While most comments will be posted if they are on-topic and not abusive, moderating decisions are subjective. We will make them as carefully and consistently as we can. Because of the volume of reader comments, we cannot review individual moderation decisions with readers.
We value thoughtful comments representing a range of views that make their point quickly and politely. We make an effort to protect discussions from repeated comments either by the same reader or different readers.
We follow the same standards for taste as the daily newspaper. A few things we won't tolerate: personal attacks, obscenity, vulgarity, profanity (including expletives and letters followed by dashes), commercial promotion, impersonations, incoherence, proselytizing and SHOUTING. Don't include URLs to Web sites.
We do not edit comments. They are either approved or deleted. We reserve the right to edit a comment that is quoted or excerpted in an article. In this case, we may fix spelling and punctuation.
We welcome strong opinions and criticism of our work, but we don't want comments to become bogged down with discussions of our policies and we will moderate accordingly.
We appreciate it when readers and people quoted in articles or blog posts point out errors of fact or emphasis and will investigate all assertions. But these suggestions should be sent via e-mail. To avoid distracting other readers, we won't publish comments that suggest a correction. Instead, corrections will be made in a blog post or in an article.
- Kotik: Protecting PACE/PACENET eligibility for senior citizens
- Township residents call foul on wayward fowl in Scott Park
- Carnegie youth going to the dogs with his Eagle Scout project
- Artist produces high-quality records of contemporary scenes
- Heidelberg project nears completion

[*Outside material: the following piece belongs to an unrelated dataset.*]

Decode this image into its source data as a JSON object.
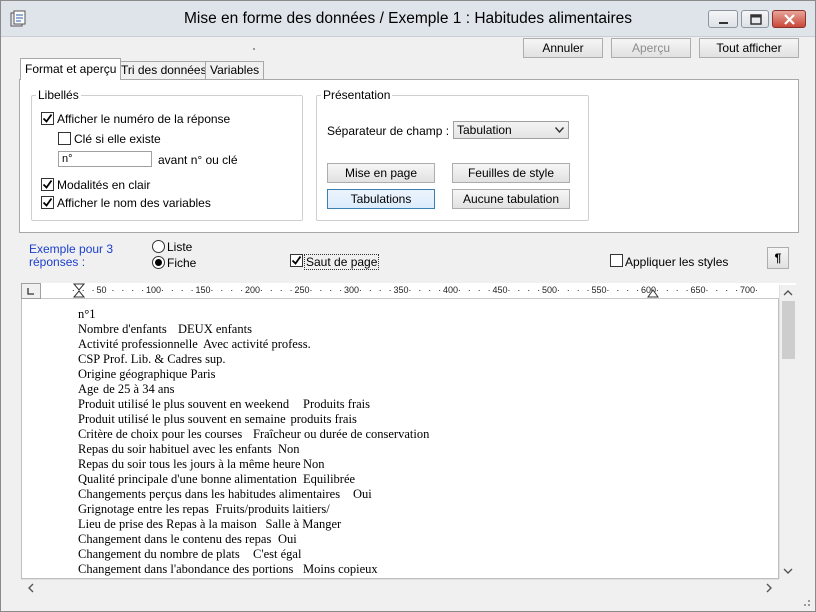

- No make-up snow days needed for Chartiers Valley schools
- Two local photographers cover all the age groups
- Little Lenna Rose George heads impressive list of birthday celebrations
- Carnegie’s Savoyards to usher in new season